The former Massachusetts governor collected 698 delegates prior to Tuesday's primaries and will gain a majority of the 209 delegates at stake tonight; 1,144 delegates are needed to clinch the GOP nomination.
He's not quite there yet, but Romney advanced his platform before a banner that read, “A Better America Begins Tonight." Romney's speech echoed a Ronald Reagan construction, "Are you better off than you were four years ago?"
The presumptive nominee posed a series of rhetorical questions and presented several criticisms of President Obama.
Is it easier to make ends meet? Is it easier to sell your home or buy a new one? Have you saved what you needed for retirement? Are you making more in your job? Do you have a better chance to get a better job? Do you pay less at the pump?
After each question, supporters shouted "No" in unison.
"If the answer were “yes” to those questions," Romney said, "then President Obama would be running for re-election based on his achievements, and rightly so. But because he has failed, he will run a campaign of diversions, distractions, and distortions. That kind of campaign may have worked at another place and in a different time. But not here and not now. It’s still about the economy, and we’re not stupid."
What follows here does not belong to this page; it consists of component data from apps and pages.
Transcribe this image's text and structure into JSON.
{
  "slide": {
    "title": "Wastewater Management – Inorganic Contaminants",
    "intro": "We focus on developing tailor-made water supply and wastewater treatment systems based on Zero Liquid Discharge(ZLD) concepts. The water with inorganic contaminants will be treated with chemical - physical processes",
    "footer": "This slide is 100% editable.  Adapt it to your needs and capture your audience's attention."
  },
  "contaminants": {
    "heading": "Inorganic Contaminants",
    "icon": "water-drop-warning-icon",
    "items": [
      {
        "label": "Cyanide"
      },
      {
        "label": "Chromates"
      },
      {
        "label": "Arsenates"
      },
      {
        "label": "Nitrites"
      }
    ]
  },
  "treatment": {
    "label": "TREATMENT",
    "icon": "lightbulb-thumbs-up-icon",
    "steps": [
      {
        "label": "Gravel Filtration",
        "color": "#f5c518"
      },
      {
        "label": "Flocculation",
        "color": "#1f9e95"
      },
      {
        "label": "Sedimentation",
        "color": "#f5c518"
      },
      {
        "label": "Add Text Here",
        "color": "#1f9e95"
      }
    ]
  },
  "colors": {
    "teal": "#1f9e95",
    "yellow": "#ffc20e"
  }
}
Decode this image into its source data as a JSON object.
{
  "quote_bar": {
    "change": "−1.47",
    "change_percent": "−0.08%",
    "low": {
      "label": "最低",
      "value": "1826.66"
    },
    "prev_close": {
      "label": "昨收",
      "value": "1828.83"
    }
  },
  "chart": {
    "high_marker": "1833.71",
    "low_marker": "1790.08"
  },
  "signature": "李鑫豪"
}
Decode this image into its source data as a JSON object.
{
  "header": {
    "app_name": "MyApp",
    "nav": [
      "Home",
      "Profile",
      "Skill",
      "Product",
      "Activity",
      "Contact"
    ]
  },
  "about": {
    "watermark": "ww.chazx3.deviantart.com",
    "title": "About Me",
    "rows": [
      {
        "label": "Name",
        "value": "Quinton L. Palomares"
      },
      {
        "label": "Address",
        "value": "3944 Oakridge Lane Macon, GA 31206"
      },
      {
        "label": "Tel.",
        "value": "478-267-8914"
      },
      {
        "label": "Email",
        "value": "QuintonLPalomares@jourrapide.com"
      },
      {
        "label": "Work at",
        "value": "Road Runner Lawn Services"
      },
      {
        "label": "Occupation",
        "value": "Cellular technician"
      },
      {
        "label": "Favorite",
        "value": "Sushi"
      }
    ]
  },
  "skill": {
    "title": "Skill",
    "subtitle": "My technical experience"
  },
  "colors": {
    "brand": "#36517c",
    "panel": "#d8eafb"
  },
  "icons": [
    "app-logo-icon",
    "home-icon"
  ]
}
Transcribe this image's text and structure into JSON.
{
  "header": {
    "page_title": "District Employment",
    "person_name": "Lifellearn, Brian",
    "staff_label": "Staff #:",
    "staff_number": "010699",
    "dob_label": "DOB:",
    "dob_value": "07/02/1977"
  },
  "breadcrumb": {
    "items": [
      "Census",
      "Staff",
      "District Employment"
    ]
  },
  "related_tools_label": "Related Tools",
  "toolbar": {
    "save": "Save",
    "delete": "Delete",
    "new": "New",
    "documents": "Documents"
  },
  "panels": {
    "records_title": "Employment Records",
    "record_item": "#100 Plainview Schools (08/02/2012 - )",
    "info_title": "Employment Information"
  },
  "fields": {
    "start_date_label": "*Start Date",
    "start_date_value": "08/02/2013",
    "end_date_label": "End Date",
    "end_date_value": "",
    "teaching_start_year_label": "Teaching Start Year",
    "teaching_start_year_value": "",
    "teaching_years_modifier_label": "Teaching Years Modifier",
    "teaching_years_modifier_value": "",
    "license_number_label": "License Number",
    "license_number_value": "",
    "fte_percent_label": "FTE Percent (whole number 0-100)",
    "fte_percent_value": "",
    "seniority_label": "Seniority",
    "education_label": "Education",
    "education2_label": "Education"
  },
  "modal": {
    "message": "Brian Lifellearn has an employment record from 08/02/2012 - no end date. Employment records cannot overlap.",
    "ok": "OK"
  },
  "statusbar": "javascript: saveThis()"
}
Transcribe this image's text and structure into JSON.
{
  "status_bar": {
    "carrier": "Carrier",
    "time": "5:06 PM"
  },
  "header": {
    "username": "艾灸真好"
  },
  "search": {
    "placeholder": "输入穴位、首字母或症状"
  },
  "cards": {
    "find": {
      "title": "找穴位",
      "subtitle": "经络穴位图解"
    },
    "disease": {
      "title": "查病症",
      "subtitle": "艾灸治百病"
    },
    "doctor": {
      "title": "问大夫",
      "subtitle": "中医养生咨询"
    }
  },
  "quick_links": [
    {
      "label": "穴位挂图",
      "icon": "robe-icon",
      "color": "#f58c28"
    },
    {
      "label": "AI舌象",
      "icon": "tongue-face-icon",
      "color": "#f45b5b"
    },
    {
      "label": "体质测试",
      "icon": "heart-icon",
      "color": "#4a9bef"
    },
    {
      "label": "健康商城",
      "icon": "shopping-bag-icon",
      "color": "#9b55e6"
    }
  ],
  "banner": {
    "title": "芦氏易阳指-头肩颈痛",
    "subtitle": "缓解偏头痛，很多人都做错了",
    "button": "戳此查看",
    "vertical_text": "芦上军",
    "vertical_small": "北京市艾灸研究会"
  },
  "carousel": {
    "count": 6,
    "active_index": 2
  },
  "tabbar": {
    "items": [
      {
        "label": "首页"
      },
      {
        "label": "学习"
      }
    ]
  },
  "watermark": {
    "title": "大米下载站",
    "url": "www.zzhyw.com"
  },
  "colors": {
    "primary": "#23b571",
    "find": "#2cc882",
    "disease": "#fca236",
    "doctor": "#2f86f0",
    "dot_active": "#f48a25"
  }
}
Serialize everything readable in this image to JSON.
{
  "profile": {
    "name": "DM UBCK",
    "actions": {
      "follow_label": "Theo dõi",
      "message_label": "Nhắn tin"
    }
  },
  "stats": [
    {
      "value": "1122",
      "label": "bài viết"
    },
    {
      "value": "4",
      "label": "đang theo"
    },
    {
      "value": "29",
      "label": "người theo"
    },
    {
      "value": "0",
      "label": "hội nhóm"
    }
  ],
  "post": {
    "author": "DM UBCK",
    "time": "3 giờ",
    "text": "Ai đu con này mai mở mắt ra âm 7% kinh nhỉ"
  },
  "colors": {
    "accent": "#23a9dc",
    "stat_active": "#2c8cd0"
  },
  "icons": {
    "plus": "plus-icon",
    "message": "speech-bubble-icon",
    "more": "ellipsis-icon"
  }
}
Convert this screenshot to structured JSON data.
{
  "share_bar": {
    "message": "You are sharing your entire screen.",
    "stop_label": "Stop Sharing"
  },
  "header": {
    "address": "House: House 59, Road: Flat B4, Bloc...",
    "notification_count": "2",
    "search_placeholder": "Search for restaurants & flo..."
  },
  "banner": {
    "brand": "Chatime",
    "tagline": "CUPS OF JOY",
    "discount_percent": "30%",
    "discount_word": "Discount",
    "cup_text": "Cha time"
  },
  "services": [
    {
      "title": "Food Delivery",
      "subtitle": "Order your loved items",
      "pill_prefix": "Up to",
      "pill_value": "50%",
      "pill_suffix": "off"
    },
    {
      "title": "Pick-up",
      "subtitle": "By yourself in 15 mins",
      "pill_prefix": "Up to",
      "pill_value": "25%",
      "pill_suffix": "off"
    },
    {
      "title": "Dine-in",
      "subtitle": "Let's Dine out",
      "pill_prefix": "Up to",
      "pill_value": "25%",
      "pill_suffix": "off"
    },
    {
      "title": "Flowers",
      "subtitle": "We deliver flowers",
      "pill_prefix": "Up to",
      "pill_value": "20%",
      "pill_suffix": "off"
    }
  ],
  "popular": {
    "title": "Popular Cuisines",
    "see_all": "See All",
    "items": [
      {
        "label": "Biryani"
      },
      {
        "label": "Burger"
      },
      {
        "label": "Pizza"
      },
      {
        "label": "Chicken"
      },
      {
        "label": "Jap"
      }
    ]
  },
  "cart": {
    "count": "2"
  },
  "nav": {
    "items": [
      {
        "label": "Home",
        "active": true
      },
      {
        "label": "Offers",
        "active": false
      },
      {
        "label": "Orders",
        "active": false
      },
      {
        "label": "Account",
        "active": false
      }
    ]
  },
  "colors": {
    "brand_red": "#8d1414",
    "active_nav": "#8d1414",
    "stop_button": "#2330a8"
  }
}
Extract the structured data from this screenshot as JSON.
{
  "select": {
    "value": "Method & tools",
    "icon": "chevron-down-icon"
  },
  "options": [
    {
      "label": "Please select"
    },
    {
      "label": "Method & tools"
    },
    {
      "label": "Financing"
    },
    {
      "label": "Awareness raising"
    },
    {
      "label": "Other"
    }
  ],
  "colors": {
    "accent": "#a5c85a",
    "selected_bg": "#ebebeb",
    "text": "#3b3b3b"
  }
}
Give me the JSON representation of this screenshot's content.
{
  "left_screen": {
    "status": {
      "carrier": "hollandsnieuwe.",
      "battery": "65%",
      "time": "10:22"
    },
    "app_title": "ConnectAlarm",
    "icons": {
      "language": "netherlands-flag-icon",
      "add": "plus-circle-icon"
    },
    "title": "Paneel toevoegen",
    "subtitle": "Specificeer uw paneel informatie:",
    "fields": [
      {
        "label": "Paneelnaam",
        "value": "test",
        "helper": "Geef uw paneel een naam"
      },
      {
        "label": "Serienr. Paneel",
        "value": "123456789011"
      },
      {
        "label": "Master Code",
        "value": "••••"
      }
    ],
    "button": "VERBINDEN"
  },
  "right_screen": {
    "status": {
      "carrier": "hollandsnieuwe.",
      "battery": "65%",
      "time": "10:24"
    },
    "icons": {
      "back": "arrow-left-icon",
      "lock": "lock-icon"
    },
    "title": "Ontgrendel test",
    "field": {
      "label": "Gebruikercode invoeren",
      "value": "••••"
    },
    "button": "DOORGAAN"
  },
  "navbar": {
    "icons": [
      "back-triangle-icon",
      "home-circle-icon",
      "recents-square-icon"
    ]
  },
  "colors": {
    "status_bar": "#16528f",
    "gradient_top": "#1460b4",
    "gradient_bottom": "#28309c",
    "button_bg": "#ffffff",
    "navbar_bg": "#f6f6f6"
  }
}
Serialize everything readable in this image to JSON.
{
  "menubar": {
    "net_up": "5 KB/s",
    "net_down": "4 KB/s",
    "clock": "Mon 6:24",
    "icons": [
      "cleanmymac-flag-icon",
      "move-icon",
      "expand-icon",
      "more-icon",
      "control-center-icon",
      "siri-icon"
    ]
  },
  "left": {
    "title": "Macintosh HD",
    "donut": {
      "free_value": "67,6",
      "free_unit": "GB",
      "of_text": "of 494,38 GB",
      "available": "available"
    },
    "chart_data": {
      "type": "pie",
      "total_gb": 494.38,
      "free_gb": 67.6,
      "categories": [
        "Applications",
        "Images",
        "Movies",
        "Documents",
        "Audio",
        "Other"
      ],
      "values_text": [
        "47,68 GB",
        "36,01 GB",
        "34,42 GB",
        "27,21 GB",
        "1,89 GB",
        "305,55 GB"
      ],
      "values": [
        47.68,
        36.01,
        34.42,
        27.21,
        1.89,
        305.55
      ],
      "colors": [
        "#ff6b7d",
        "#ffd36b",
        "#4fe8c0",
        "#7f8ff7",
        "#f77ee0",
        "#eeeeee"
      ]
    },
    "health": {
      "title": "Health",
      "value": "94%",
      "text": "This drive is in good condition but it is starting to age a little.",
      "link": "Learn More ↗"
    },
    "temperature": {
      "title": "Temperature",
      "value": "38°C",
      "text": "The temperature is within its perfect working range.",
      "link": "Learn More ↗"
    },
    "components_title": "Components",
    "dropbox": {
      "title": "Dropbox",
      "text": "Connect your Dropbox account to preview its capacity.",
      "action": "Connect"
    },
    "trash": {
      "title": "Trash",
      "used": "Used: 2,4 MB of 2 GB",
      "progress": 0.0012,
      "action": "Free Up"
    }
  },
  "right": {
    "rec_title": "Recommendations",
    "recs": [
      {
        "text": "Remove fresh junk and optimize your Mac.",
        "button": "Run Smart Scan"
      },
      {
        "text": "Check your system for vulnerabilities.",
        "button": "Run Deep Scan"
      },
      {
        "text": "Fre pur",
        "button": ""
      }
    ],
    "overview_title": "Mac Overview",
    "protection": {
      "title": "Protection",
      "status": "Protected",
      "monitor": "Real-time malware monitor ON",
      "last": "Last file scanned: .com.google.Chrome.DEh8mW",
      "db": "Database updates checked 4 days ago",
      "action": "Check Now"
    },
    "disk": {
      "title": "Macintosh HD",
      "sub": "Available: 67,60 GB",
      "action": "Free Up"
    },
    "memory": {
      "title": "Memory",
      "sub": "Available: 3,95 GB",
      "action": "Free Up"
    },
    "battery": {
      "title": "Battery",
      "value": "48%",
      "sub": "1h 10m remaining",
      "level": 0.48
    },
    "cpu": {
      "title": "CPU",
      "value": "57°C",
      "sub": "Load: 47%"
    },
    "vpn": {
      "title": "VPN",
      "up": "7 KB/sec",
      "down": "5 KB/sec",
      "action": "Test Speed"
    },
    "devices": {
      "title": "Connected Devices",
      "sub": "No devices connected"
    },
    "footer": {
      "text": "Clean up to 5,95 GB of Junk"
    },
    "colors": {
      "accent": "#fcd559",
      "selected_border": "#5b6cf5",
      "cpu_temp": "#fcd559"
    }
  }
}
Romney has focused on Obama in previous post-primary speeches, but facing no real opposition anymore for the Republican nomination, the former Massachusetts governor confidently set the table for a Romney-Obama matchup on November 6. Romney appealed to working mothers, grandparents, and small-business owners, saying, "Hold on a little longer; a better America begins tonight."
And Romney took shots at Obama, positioning himself as the man that can fix the economy. "The last few years have been the best that Barack Obama can do," he said. "Tonight is the beginning of the end of the disappointments of the Obama years and a start of new and better chapter that we will write together."
Romney assailed Obamacare as a bureaucratic mess and condemned the Obama administration's "faulty leadership." Romney also made a call to the electorate at large and preached about fairness.
We will stop the unfairness of urban children being denied access to the good schools of their choice; the unfairness of politicians giving taxpayer money to their friends’ businesses; the unfairness of requiring union workers to contribute to politicians not of their choosing; the unfairness of government workers getting better pay and benefits than the taxpayers they serve; and we will stop the unfairness of one generation passing larger and larger debts on to the next.
It's Obama's move.